GPS track of the day:
Because we put the tents on the path leading down to the water, they were on a slope. I found out my sleeping bag has no grip whatsoever on the air mattress, so I woke up curled up in the bottom end of the tent a couple of times. Means that I got up early
Sunrise, full 360 degrees! Taken by the waters edge, the tents and bikes can be seen about three quarters to the right.
We decided to ride together, and go to the 'famous alternative to the boring E6', route 17 through the fjords. The E6 wasn't boring at all up until then (on the contrary) but the map showed it went inland further south, to become less twisty so it wasn't hard to imagine that it would be soon.
Months together on one bike, and still having fun!
The first ferry! (It's the boat on the right ) Although this was still the E6, and was therefore unavoidable if you wanted to go south, it was not free…
Bart & Jasmin wanted to be in Trondheim by the end the next day, to meet with their couch surfing host, so they wouldn't ride the complete route 17 because of the time needed for all the ferries. Looking at the map, they would have multiple 'escape routes' to get back to the E6 so we just got started and would decide later where we would split.
Finally off the E6, somewhere between Fauske and Bodø.
Then route 17 started, it was very wide there and brand new, it wasn't even on my GPS so I just followed the sign. I noticed the road to Bodø was also recently constructed and not as the TomTom indicated. After the new section was over we got on the 'old' road and it narrowed a bit to make for some excellent riding.
View at one of our reststops.
The weather was absolutely perfect, and combined with the nice riding and scenery this was on of the best days of the trip.
We got to the atlantic coast, and there was nothing but water between here and Greenland since we were still north of Iceland.
Having fun in Norway!
A little bit further the road turned inland for a bit. The area between the mountains was completely flat and provided space for lots of farms, guess this used to be the bottom of some ancient fjord.
Getting the small snapshot camera out again while riding.
We encountered quite a few tunnels while riding, but they weren't that long. Then just before entering another one I got a quick glimpse of a sign saying '7,5 km', wut

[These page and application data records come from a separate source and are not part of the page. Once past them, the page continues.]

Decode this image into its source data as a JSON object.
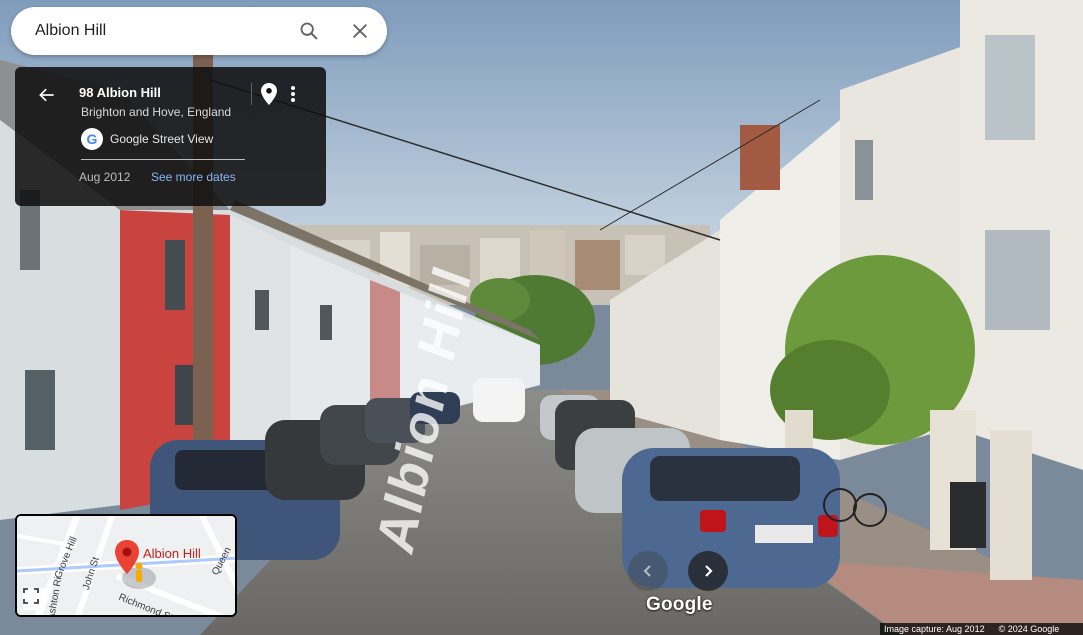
{
  "search": {
    "value": "Albion Hill",
    "search_icon": "search-icon",
    "close_icon": "close-icon"
  },
  "info_card": {
    "title": "98 Albion Hill",
    "subtitle": "Brighton and Hove, England",
    "source_label": "Google Street View",
    "source_logo": "G",
    "capture_date": "Aug 2012",
    "see_more_dates": "See more dates",
    "icons": {
      "back": "arrow-left-icon",
      "pin": "location-pin-icon",
      "more": "more-vert-icon"
    }
  },
  "minimap": {
    "place_label": "Albion Hill",
    "streets": [
      "Grove Hill",
      "John St",
      "Ashton Ri",
      "Richmond St",
      "Queen"
    ],
    "icons": {
      "pin": "map-pin-icon",
      "pegman": "pegman-icon",
      "expand": "fullscreen-icon"
    }
  },
  "scene": {
    "road_marking": "Albion Hill",
    "watermark": "Google"
  },
  "navigation": {
    "prev_icon": "chevron-left-icon",
    "next_icon": "chevron-right-icon"
  },
  "footer": {
    "image_capture": "Image capture: Aug 2012",
    "copyright": "© 2024 Google"
  },
  "colors": {
    "accent_link": "#8ab4f8",
    "pin_red": "#ea4335",
    "card_bg": "#101010"
  }
}
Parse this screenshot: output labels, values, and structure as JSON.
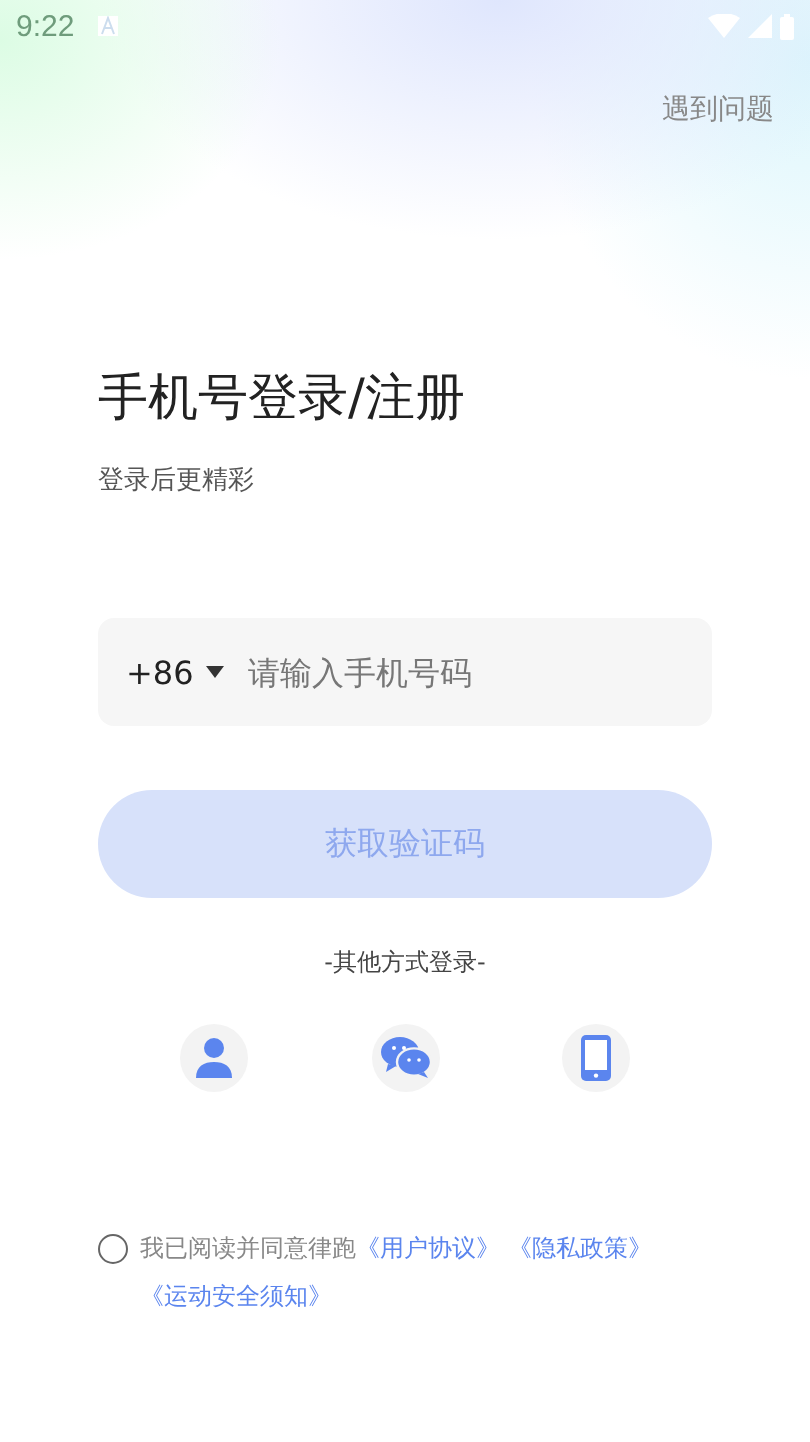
{
  "status_bar": {
    "time": "9:22"
  },
  "help_link": "遇到问题",
  "title": "手机号登录/注册",
  "subtitle": "登录后更精彩",
  "phone_field": {
    "country_code": "+86",
    "placeholder": "请输入手机号码"
  },
  "submit_button": {
    "label": "获取验证码",
    "disabled": true
  },
  "other_methods_label": "-其他方式登录-",
  "login_methods": [
    {
      "kind": "account"
    },
    {
      "kind": "wechat"
    },
    {
      "kind": "phone"
    }
  ],
  "agreement": {
    "checked": false,
    "text": "我已阅读并同意律跑",
    "links": [
      "《用户协议》",
      "《隐私政策》",
      "《运动安全须知》"
    ]
  }
}
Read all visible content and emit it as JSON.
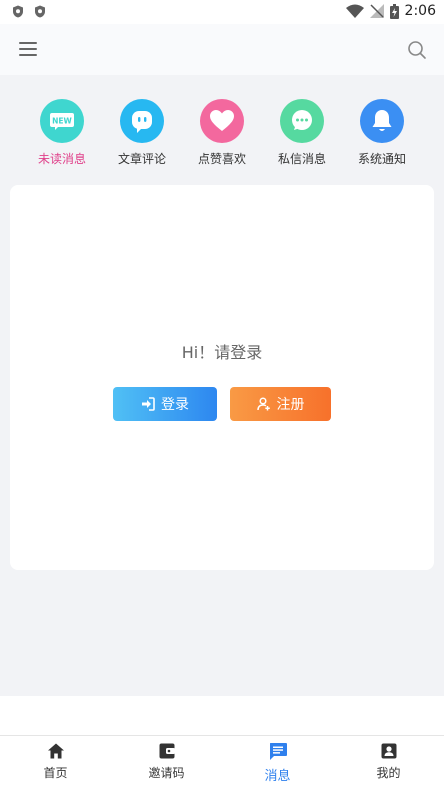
{
  "status_bar": {
    "time": "2:06"
  },
  "header": {
    "menu_icon": "menu-icon",
    "search_icon": "search-icon"
  },
  "categories": [
    {
      "label": "未读消息",
      "icon": "new-badge-icon",
      "color": "#3fd6cf",
      "active": true
    },
    {
      "label": "文章评论",
      "icon": "comment-bubble-icon",
      "color": "#27b8f1",
      "active": false
    },
    {
      "label": "点赞喜欢",
      "icon": "heart-icon",
      "color": "#f3689e",
      "active": false
    },
    {
      "label": "私信消息",
      "icon": "chat-icon",
      "color": "#56d9a0",
      "active": false
    },
    {
      "label": "系统通知",
      "icon": "bell-icon",
      "color": "#3b8ff3",
      "active": false
    }
  ],
  "login_card": {
    "greeting": "Hi！请登录",
    "login_label": "登录",
    "register_label": "注册"
  },
  "bottom_nav": [
    {
      "label": "首页",
      "icon": "home-icon",
      "active": false
    },
    {
      "label": "邀请码",
      "icon": "wallet-icon",
      "active": false
    },
    {
      "label": "消息",
      "icon": "message-icon",
      "active": true
    },
    {
      "label": "我的",
      "icon": "profile-icon",
      "active": false
    }
  ],
  "colors": {
    "active_nav": "#2f80ed",
    "active_category": "#e0408a"
  }
}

?! It was long enough to see the ceiling light merging with the road in the far off distance. On the GPS track you can see the tunnel, where the line is broken at the bottom. Sure, the Lærdal tunnel is longer (24.5km, more on that one later

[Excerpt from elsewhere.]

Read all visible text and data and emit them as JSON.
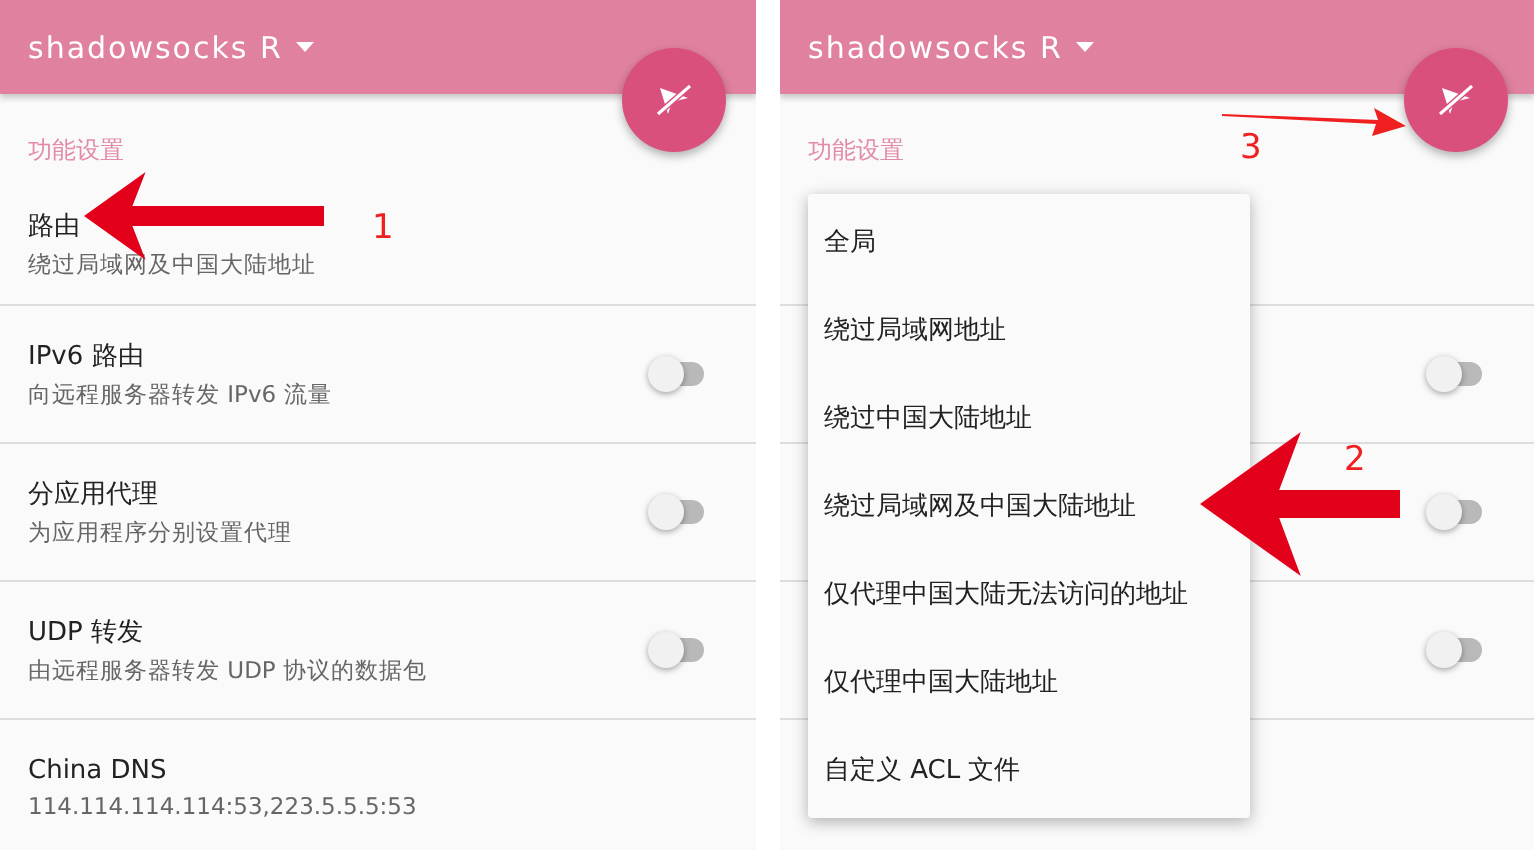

) but this one was way colder and more wet, so I just ducked behind the small windscreen to avoid hitting the cold air.
Getting out of it, we saw our first glaciers!
Nice leg stretching break, and we filled our bottles in a nearby stream.
Got chased by dark skies most of the day, but the weather was still great!
Then we got on the ferry to Ågskardet, after which the next ferry would be less than 30 km away. Because it was getting late, and the next ferry would on of the 'big ones' (probably an hour or more to cross, excluding possible waiting time) we wanted to stay somewhere along this section.
After some looking around we stopped at another resting area. This was again one with park benches and a small toilet, so it doesn't really qualify as 'wild camping'. There was even a small lake, so fresh water also wasn't an issue. We only had one (luxury) problem, at first we couldn't decide where to put the tents since there were so many good places
We put our tents between the benches, the sun already set behind the mountain behind us.
My bike felt a bit rough, and sometimes skipped a beat, so I changed my spark plugs there. I also tightened one of the bolts holding my panniers in place, the shaky Rotax single almost caused another one to fall off
Even though the weather was great we saw dark skies closing in, but because we were closed in by mountains on three sides it seemed to stay behind them for a while. Not for long though and when it finally hit, it hit hard, with rain and very strong winds. We got into our tents very early just after dinner, and I spent the evening writing my journal, finishing one of my books, and having a look at possible routes for the coming days and the south of Norway.
Despite of the storm, I slept like a rock that night. Guess the idea of having a dry place, even though it's only a tent, in this kind of storm is a soothing one
Travelled around 400km in 6 hours with an average of 70 km/h (including ferries). 'Only' 1725 km away from home.